= Exercise =
Check every line in the records below for the word "Tcpip" and report how many have it, nothing more.

= Data in this exercise =
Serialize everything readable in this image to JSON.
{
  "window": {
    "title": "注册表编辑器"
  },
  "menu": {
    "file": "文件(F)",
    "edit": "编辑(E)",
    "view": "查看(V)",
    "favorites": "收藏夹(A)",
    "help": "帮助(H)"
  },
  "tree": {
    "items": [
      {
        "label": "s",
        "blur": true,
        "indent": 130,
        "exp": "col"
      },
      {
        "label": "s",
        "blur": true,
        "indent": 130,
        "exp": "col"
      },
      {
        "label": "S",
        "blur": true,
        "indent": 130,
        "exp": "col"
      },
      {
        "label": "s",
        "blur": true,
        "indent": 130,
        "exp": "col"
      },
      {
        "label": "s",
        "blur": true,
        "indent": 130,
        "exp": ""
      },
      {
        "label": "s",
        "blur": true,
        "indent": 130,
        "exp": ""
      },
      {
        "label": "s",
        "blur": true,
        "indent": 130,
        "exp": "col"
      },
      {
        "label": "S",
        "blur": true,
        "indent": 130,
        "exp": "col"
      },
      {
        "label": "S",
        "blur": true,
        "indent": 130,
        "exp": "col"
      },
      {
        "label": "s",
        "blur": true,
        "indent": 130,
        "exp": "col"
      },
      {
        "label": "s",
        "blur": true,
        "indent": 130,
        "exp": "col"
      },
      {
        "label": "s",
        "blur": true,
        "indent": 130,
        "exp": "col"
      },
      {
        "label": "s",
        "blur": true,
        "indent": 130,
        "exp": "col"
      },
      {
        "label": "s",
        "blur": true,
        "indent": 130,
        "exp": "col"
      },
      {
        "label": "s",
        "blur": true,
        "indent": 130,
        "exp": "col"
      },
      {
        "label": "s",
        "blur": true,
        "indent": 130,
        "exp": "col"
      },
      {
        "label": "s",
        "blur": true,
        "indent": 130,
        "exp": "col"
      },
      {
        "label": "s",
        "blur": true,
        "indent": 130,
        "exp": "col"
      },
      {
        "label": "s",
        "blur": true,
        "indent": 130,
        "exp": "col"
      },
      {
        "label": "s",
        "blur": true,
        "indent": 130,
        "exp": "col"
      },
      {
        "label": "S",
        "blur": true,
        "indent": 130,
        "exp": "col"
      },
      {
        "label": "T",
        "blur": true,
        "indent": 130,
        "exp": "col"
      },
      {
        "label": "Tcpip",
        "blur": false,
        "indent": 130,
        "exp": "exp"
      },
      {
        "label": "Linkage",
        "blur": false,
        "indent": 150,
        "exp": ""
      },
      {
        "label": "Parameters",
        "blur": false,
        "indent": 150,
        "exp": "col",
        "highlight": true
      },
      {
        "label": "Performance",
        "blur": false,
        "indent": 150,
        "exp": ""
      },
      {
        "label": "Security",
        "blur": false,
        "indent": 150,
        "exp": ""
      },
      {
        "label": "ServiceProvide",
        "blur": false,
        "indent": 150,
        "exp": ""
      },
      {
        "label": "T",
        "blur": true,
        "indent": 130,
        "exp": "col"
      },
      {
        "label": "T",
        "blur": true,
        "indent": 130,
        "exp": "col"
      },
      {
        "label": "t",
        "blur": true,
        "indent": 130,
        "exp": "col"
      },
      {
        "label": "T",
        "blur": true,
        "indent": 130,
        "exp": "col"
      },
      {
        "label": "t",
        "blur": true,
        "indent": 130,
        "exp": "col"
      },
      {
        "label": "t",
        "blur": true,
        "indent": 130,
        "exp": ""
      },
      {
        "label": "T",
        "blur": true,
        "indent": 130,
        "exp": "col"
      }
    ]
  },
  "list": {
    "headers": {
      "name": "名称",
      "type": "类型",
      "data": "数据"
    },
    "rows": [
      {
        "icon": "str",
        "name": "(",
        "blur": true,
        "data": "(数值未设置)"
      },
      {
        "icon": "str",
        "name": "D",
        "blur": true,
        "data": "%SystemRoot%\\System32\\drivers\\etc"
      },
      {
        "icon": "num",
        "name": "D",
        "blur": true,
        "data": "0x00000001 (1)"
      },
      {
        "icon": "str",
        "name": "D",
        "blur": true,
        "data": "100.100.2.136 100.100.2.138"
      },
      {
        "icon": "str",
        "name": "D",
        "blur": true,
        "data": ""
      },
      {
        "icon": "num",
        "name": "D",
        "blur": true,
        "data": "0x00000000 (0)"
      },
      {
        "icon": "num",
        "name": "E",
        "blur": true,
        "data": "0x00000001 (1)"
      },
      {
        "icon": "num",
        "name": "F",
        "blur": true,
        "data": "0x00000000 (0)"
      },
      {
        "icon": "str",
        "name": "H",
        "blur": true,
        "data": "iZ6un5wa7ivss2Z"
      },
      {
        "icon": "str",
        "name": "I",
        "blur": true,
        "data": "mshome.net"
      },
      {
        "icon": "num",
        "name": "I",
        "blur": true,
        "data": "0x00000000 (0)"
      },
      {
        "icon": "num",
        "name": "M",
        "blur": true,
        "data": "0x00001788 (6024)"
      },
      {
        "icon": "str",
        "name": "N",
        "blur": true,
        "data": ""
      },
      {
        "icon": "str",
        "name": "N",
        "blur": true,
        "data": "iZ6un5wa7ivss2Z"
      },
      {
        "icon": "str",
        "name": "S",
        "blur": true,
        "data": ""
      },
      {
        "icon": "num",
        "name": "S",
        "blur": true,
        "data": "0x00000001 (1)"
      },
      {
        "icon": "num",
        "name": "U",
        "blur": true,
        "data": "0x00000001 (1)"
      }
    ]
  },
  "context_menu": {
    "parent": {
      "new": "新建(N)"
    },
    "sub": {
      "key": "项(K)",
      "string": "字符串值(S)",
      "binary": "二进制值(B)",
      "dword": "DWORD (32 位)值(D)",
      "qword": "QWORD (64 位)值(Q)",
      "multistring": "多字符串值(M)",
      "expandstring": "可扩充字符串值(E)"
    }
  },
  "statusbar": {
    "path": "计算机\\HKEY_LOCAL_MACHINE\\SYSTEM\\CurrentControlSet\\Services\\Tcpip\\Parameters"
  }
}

= Answer area =
2